Below, an example with the M.Zuiko 17mm f/1.8
2. Use a fast lens
If you want a more attractive shallow DoF, you need to choose lenses with a very fast aperture for MFT. The choice isn’t as vast as a full frame reflex system, but there are a few lenses that are definitely worth checking out.
On the native lens side, there is the Panasonic Leica 25mm f/1.4. It will give you an equivalent of 50mm on full frame format, so a standard angle of view lens. Its fast 1.4 aperture is enough to start playing around seriously with depth of field. Plus, the lens has been designed by Leica and has a little bit of that “Leica feel.”
If we turn our attention to third party manufacturers, there are also some very interesting manual focus lenses from Voigtländer with a very fast aperture of f/0.95.
I only had the chance to try the Voigtlander 25mm f/0.95 (see our review here), but there are also the 17,5mm f/0.95 and the 42,5mm f/0.95. The 25mm is rather soft at its fastest aperture but being a manual focus lens, it is a very special lens to use. The results you can achieve are quite interesting, especially for the overall look it gives to the images. One great advantages of these lenses is the ability to focus relatively close, which can be an additional advantage for DoF as seen before.
You can check out some nice samples of the 42.5mm f/0.95 on Pekka Potka’s website.
3. Use a long focal length
Of course the other option is to simply use a longer focal length, which by default will reduce the depth of field by reducing the field of view. There are many telephoto zoom lenses for MFT cameras but if we combine them with fast apertures, the chance of successfully achieving a pleasant bokeh certainly increases.
If we have a look at the portrait lenses, which have an equivalent focal length of around 85/90mm, there is the fabulous M.Zuiko 45mm f/1.8, the Voigtlander 42.5mm f/0.95 and the Lumix Leica 45mm f/2.8 macro, which despite being designed for macro photography, can also be interesting for portraits. There is also the M.Zuiko 75mm f/1.8, which is longer (150mm equivalent) but currently rated the best MFT lens ever. And with the imminent release of the Panasonic Leica 42.5mm f/1.2 (the fastest MFT lens with AF to date), the choice of fast medium telephoto lenses is getting vaster and vaster.
Of course the results you have seen here comes all from very fast lenses but you can also achieve good results with your kit lens if you follow the tips and tricks explained before. Use the fastest aperture you have and focus close as you can. Using a telephoto zoom lens will increase the chances of a shallower depth of field even if it doesn’t have a fast constant aperture.
Conclusion: it is a question of lenses
As you can see, an attractive shallow depth of field is often if not always related to the lenses we use. As I often write, the camera body is important, the sensor in it is important but the most important thing to consider is the piece of glass you mount in front of it. A pleasant shallow depth of field will always come more easily from a fast prime lens or high quality lens with a constant aperture.
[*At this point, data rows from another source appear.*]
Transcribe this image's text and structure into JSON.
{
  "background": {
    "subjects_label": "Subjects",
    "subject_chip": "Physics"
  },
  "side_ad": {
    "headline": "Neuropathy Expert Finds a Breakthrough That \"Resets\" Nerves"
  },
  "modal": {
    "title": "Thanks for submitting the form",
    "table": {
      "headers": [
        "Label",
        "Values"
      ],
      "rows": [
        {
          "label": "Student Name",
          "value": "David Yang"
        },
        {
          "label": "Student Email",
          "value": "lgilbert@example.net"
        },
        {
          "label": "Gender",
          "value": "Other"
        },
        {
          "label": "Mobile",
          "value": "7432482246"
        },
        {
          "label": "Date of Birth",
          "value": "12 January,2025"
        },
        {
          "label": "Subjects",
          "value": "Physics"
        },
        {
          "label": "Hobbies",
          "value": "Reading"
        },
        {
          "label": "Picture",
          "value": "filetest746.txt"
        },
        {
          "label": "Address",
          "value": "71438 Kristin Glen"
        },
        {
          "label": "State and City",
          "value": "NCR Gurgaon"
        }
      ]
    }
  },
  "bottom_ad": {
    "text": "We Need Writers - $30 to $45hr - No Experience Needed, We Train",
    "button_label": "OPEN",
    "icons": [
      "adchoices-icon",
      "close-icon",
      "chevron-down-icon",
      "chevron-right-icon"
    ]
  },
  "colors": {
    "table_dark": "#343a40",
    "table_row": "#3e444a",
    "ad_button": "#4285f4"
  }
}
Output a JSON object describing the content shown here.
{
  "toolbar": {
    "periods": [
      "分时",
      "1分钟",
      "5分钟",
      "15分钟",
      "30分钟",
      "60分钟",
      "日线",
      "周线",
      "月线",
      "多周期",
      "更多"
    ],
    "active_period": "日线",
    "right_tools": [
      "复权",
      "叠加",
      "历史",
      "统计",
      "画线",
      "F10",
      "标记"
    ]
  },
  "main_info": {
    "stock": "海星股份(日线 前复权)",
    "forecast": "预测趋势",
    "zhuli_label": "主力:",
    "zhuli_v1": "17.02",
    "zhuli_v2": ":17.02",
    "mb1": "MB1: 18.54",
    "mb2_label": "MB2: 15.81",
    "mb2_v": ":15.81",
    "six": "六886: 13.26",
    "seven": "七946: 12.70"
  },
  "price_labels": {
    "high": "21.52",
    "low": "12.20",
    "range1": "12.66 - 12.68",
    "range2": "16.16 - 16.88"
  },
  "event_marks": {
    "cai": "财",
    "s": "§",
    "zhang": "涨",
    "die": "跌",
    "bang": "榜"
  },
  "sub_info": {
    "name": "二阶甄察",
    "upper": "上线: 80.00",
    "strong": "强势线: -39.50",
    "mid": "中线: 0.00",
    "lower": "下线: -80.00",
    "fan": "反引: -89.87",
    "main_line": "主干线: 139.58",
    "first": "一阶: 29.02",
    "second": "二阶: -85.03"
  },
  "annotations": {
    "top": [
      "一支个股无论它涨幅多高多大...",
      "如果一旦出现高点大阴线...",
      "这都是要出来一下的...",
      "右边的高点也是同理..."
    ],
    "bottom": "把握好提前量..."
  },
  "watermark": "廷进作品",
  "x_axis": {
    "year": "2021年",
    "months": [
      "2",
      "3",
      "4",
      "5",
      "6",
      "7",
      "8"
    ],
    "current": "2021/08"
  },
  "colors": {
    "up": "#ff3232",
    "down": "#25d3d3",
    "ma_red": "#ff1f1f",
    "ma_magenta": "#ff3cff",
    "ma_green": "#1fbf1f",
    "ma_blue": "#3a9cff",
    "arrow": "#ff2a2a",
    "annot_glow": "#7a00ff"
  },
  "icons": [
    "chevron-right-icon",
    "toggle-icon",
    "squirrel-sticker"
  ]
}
And remember, especially if you are a beginner, that you can always experiment at home with the gear you have to get an idea of what you can achieve and what the limits are. Below, you can see a final homemade example!
The moral of the story is that if you use the Micro Four Thirds system, achieving shallow depth of field in your pictures is less dependant on the camera and sensor size than it is on the lenses you choose to use with it.
To achieve an impressive shallow DoF, the lenses you ultimately select must have: the option of a very fast aperture (f/2.0 and faster) and a relatively long focal length (at least 45mm). Generally, primes are better than zooms unless the zoom has the option of a constant aperture like the 35-100mm f/2.8 mentioned above.